I have written about this particular habit of mine and its effect on Simeon before, but it was brought home for me again this past Sunday afternoon. We were watching the KU and North Carolina basketball game the other day and I confess I get a little ramped up with my “couch coaching” duties during the games.
Usually Simeon just leaves the room when we turn on a game because he has become conditioned to the sound of the crowd and the commentators and knows things are going to get a little exciting. I suppose when I get caught up in the game coaching from afar Simeon thinks my frustration is directed at him and he usually just leaves the room as soon as we turn on a game.
This last Sunday he chose to stay in the living room with us as we watched the game. The first time I got a little excited rather than leaving the room he rather timidly crawled up into TruDees lap, becoming our sixty-five pound lap dog. He really did look rather sadly pathetic curled up in TruDee’s lap with his soulful eyes and ears laid flat on his head, at least when I could see them, mostly he sat on her lap looking in the opposite direction, giving me the cold shoulder I suppose.
It is interesting how fear can condition us to particular responses. That is what I see in Simeon’s posture when he does this. Whether the source of his response is directed at him or not, he does not care for it and choses either to remove himself from the situation or find shelter and comfort in the arms of someone other than me. I suppose I should be glad he does not respond violently toward me when I get caught up in the game. Fear can elicit all kinds of responses including violence of word and deed.
It is fear I believe I see so often in our own society and culture. It has become really difficult for me to watch, read, or listen to the news, it is fraught with fear. Fear of difference, change, fear of relinquishing control, fear of the other; economy, loss, fear of others based on color of skin, sexual orientation, religion, gender, age, economic class, terrorism, and the list could go on and on.

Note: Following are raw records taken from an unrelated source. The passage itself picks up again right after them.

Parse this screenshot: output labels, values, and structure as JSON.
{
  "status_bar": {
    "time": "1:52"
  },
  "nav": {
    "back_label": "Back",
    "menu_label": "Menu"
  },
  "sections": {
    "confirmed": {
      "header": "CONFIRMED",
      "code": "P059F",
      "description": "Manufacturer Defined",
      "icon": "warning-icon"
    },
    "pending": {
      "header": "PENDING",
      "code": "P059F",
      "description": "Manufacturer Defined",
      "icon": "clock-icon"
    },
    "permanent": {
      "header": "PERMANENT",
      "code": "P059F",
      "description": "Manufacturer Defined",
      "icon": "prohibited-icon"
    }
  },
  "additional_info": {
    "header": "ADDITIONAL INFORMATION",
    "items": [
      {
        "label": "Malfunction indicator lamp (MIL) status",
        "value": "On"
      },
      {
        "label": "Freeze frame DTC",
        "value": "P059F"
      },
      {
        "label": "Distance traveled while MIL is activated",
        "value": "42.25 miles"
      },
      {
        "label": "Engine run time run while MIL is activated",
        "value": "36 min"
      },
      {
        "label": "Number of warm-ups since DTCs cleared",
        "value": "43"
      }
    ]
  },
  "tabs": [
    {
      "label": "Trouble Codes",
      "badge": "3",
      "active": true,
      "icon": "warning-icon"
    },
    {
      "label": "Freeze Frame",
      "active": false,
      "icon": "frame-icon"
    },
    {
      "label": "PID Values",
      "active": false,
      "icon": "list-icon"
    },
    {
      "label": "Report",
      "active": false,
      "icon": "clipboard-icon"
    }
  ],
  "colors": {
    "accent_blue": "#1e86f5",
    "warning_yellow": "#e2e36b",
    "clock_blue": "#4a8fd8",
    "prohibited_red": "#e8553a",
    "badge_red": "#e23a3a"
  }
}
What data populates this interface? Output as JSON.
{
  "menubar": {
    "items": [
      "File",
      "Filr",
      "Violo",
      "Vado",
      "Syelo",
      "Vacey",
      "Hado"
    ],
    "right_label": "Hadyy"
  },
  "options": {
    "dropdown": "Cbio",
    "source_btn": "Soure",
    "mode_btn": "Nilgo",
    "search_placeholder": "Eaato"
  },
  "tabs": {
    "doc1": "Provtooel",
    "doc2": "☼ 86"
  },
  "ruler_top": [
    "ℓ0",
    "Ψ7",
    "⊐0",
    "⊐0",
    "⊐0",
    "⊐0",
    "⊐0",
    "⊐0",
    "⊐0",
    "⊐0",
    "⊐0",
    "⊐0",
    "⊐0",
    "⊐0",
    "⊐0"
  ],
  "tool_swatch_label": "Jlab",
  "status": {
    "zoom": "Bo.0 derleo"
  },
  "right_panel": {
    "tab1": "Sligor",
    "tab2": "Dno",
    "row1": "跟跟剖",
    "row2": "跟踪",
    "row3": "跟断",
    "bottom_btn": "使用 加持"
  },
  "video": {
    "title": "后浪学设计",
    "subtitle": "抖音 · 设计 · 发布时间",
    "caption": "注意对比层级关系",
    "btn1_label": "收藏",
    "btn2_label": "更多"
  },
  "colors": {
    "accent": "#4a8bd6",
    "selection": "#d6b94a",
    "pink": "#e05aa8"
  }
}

This fear ignites and fuels violence of word in response to such issues. I hear it in our politics, our church conversations, family struggles, personal beliefs, and that seemingly insatiable need to be right and that need to be right at the other’s expense. I see it in violence against others whether verbal or physical, doing damage and harm not only to the body but the soul.
I also see the fear that limits and silences voices that would and should speak out for justice, voices that should empower others to speak, but rather than speak, fear keeps our words on the wrong side of our lips. I am ever reminded of the words from Dr. Martin Luther King Jr. “In the End, we will remember not the words of our enemies, but the silence of our friends.” I share this frustration not as one who always speaks out, but out of my own struggle of heart that knows too many times I have been silent on issues and topics that matter deeply to my journey of life and faith and to the health and wellbeing of my community of faith, my community at large, and the world around me.
I struggle within myself to not to let fear win, and with the help of the Spirit and my community of faith I pray it will not. As a person of faith fear should never be my guiding principle but rather love. Fear has a powerful history and hold on humankind and there is only one force to overcome it; and that, I believe, is Love.
In our current society and culture I will not fear to speak for the right of a woman to make her own health care choices including but not limited to contraceptives and abortion with the support of medical, family, and faith communities. I will not fear to speak for the right of my gay, lesbian, bi, and transgendered brothers and sisters for full access with regards to civil rights, including but not limited to legal decisions, same gender marriage, and full inclusion in the life of the church. I will not fear to speak for compassion and inclusion regarding the needs and rights of immigrants in our midst whether they are here legally or not. I will not fear to name racism in our community and in our nation for it is still a powerful undercurrent that is far from resolved. I will not fear to speak for the rights of my brothers and sisters of other faith traditions, Muslim, Hindu, Buddhist, Jewish, and all those who practice a faith of compassion and grace to be and practice in our community and country. I will not fear to support a separation of church and state regarding our local, state, and national governmental systems. I will not fear.
I believe it is time for all of us to refuse the conditioning of fear upon our lives and faith. I believe it is time to be conditioned in a posture and response of love for all; until that day Love is the Rule and not the exception. It is time to unclench our fists of fear and open our hands in love and grace. I pray I will be a better practitioner of that for which I long and pray we all might consider such grace and openness of compassion, understanding, and love.